#### What this task involves
Every record below must be retyped exactly, with the pictures left out.

- - -

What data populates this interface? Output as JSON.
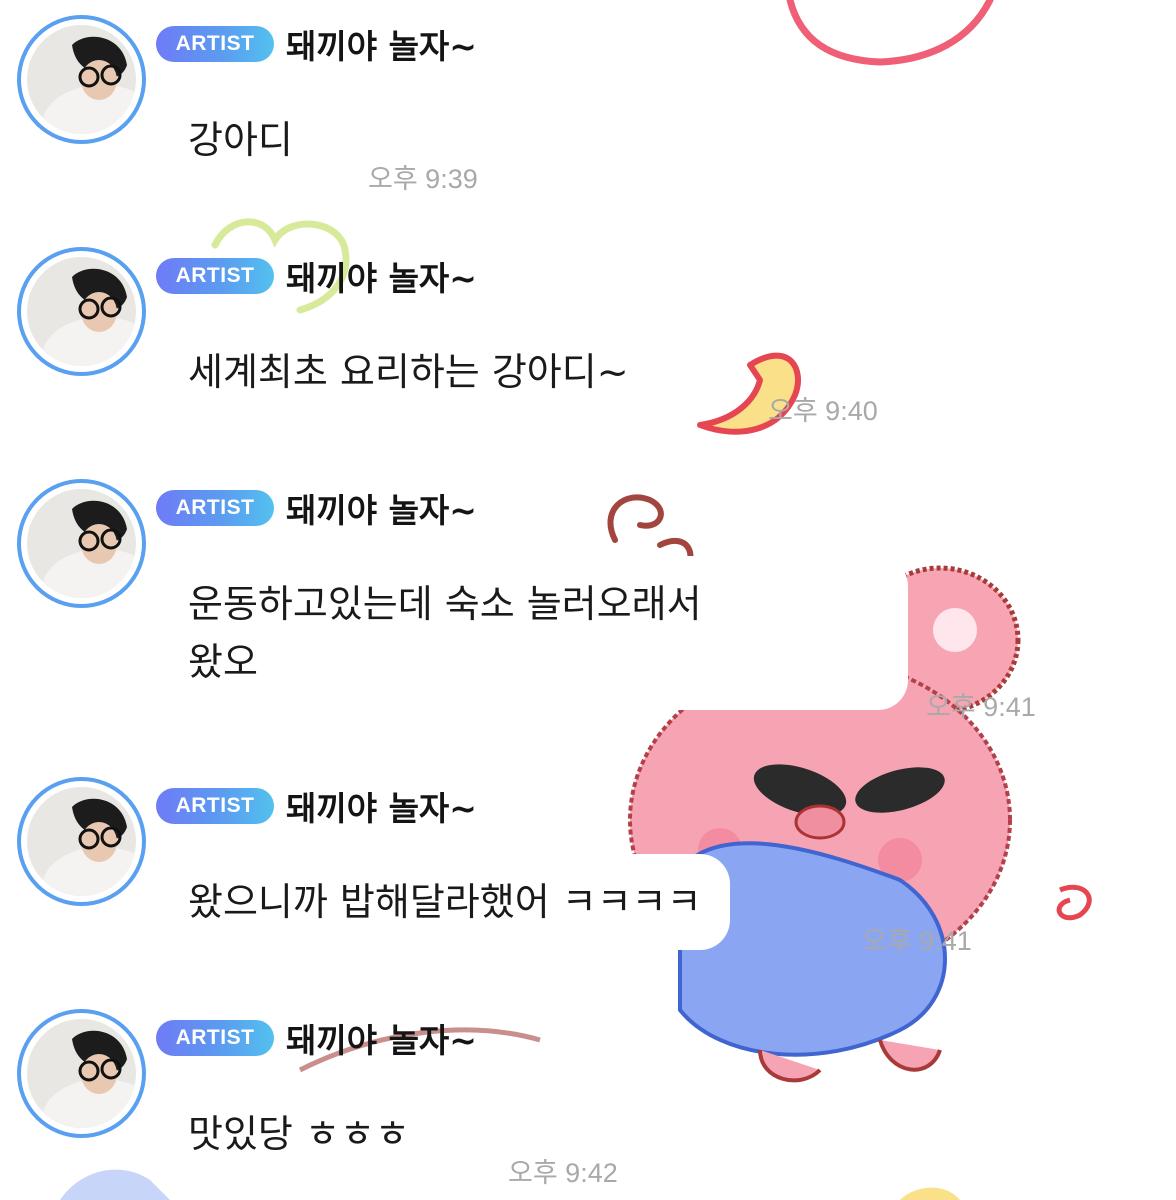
{
  "chat": {
    "messages": [
      {
        "badge": "ARTIST",
        "sender": "돼끼야 놀자~",
        "lines": [
          "강아디"
        ],
        "time": "오후 9:39"
      },
      {
        "badge": "ARTIST",
        "sender": "돼끼야 놀자~",
        "lines": [
          "세계최초 요리하는 강아디~"
        ],
        "time": "오후 9:40"
      },
      {
        "badge": "ARTIST",
        "sender": "돼끼야 놀자~",
        "lines": [
          "운동하고있는데 숙소 놀러오래서",
          "왔오"
        ],
        "time": "오후 9:41"
      },
      {
        "badge": "ARTIST",
        "sender": "돼끼야 놀자~",
        "lines": [
          "왔으니까 밥해달라했어 ㅋㅋㅋㅋ"
        ],
        "time": "오후 9:41"
      },
      {
        "badge": "ARTIST",
        "sender": "돼끼야 놀자~",
        "lines": [
          "맛있당 ㅎㅎㅎ"
        ],
        "time": "오후 9:42"
      }
    ]
  },
  "colors": {
    "avatar_ring": "#5aa0f0",
    "badge_gradient_start": "#6f7bf6",
    "badge_gradient_end": "#53c1ee",
    "timestamp": "#a9a9a9",
    "background": "#ffffff"
  },
  "icons": {
    "avatar": "profile-photo",
    "background_art": "pink-pig-character-wallpaper"
  }
}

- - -

#### Answer to this task
What data populates this interface? Output as JSON.
{
  "chat": {
    "messages": [
      {
        "badge": "ARTIST",
        "sender": "돼끼야 놀자~",
        "lines": [
          "강아디"
        ],
        "time": "오후 9:39"
      },
      {
        "badge": "ARTIST",
        "sender": "돼끼야 놀자~",
        "lines": [
          "세계최초 요리하는 강아디~"
        ],
        "time": "오후 9:40"
      },
      {
        "badge": "ARTIST",
        "sender": "돼끼야 놀자~",
        "lines": [
          "운동하고있는데 숙소 놀러오래서",
          "왔오"
        ],
        "time": "오후 9:41"
      },
      {
        "badge": "ARTIST",
        "sender": "돼끼야 놀자~",
        "lines": [
          "왔으니까 밥해달라했어 ㅋㅋㅋㅋ"
        ],
        "time": "오후 9:41"
      },
      {
        "badge": "ARTIST",
        "sender": "돼끼야 놀자~",
        "lines": [
          "맛있당 ㅎㅎㅎ"
        ],
        "time": "오후 9:42"
      }
    ]
  },
  "colors": {
    "avatar_ring": "#5aa0f0",
    "badge_gradient_start": "#6f7bf6",
    "badge_gradient_end": "#53c1ee",
    "timestamp": "#a9a9a9",
    "background": "#ffffff"
  },
  "icons": {
    "avatar": "profile-photo",
    "background_art": "pink-pig-character-wallpaper"
  }
}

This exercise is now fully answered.